Main Gun improvements. Many years ago Jane's Defence Yearbook
compared the Rheinmental smooth bore and Royal Ordinance rifled 120mm guns. It
concluded that the rifled gun was the better weapon since it was more versatile.
American and German operational experience has confirmed this. One of the
reasons that the British gun is more versatile is that it has a HESH round. As
well as being an effective anti-tank round it is also a potent demolition round
and eliminates the need for a separate HE round. It is unlikely that the Abrams
will switch to the Royal Ordinance but it should be possible to issue a fin or
drag stabilised HESH round. Other rounds that may prove useful are Canister, WP,
Thermobaric and Flame-capsule.
Loader's position. I've suggested Mk-19 GMGs mounted above the
main gun for other vehicle types, but for a system such as the Abrams that has a
human loader it makes more sense to mount this weapon on the loader's hatch.
This allows the most suitable belt of ammunition to be loaded to suit the

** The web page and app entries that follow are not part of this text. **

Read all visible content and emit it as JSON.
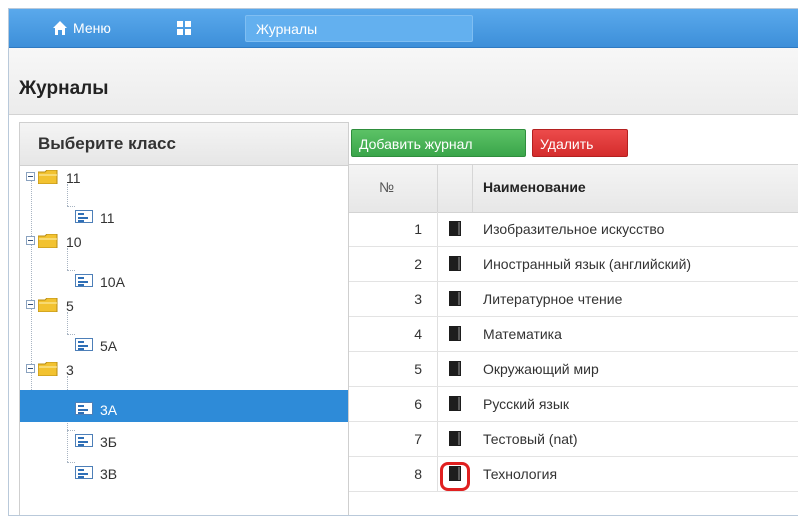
{
  "nav": {
    "menu_label": "Меню",
    "breadcrumb": "Журналы",
    "icons": [
      "home-icon",
      "grid-icon"
    ]
  },
  "page": {
    "title": "Журналы"
  },
  "left_panel": {
    "header": "Выберите класс",
    "tree": [
      {
        "type": "folder",
        "label": "11"
      },
      {
        "type": "leaf",
        "label": "11"
      },
      {
        "type": "folder",
        "label": "10"
      },
      {
        "type": "leaf",
        "label": "10А"
      },
      {
        "type": "folder",
        "label": "5"
      },
      {
        "type": "leaf",
        "label": "5А"
      },
      {
        "type": "folder",
        "label": "3"
      },
      {
        "type": "leaf",
        "label": "3А",
        "selected": true
      },
      {
        "type": "leaf",
        "label": "3Б"
      },
      {
        "type": "leaf",
        "label": "3В"
      }
    ]
  },
  "toolbar": {
    "add_label": "Добавить журнал",
    "delete_label": "Удалить"
  },
  "table": {
    "headers": {
      "num": "№",
      "name": "Наименование"
    },
    "rows": [
      {
        "num": "1",
        "name": "Изобразительное искусство"
      },
      {
        "num": "2",
        "name": "Иностранный язык (английский)"
      },
      {
        "num": "3",
        "name": "Литературное чтение"
      },
      {
        "num": "4",
        "name": "Математика"
      },
      {
        "num": "5",
        "name": "Окружающий мир"
      },
      {
        "num": "6",
        "name": "Русский язык"
      },
      {
        "num": "7",
        "name": "Тестовый (nat)"
      },
      {
        "num": "8",
        "name": "Технология",
        "highlighted": true
      }
    ]
  },
  "colors": {
    "topbar": "#3d8fd9",
    "selected": "#2e8bd8",
    "add_button": "#3aa54a",
    "delete_button": "#d42c2c",
    "highlight": "#e02020"
  }
}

tactical situation. Possible loads include HE/HEDP, smoke, flare and chaff
decoys or flechette rounds.
Commander's position. The commander's firing position may retain
the BHMG, probably with a mantellet so the commander can operate "heads
up". The capabilities of BHMG tend to complement those of the loader's
Mk-19. The Commander might have a Mk-19 instead of an M2 and the use of
two such weapons would allow one to use offensive loads such as HE while the
other fires decoy, smoke or flechette ammo.
The Commander might have a Mk-19 instead of an M2 and the use of two such weapons would allow one to use offensive loads such as HE while the other fires decoy, smoke or flechette ammo.Alternate armaments for this position include the .50 calibre mini-gun The ability to fire rapid ten round bursts may actually reduce ammo expenditure.
Gun Shields: Some Israeli tanks have a commander's hatch that can be lifted straight
up like a manhole cover. A transparent armored screen could be fitted beneath
this. This would be opaque to infra-red so the commander can operate heads up
and enjoy good visibility while not giving away the tank's position to thermal
Phil West firstname.lastname@example.org
Great article. I have liked the
idea of the Mk19 on the M1 for a while. As for the beehive round, that's
currently in development, as is a laser guided munition. Also, bring back
HEP ammo. Like the idea of the .50 cal coax, though ammo storage would be
a problem (but do we really need 14,400 rounds of coax?) and a counter weight
would have to added to the gun barrel, but its doable. I like the idea of
slaving the commander's weapon to the CITV, though I still like the .50 Cal.
Some other additions that could be added for low intensity are grenade launchers
mounted on the loader's hatch that can be fired internally like that can be
fitted to the Leo and a camera placed on the rear of the tank so the driver can
back up from his station without the TC having to unbutton. As for the
turbine, you know my position (and a vast majority of the users of this tank) is
to get a new turbine, not a noxious, loud, unresponsive diesel.
I found this 2001 article in "Armor" magazine which recommends many of your M1A3 ideas: Modifying the Abrams Tank For Fighting in Urban Areas.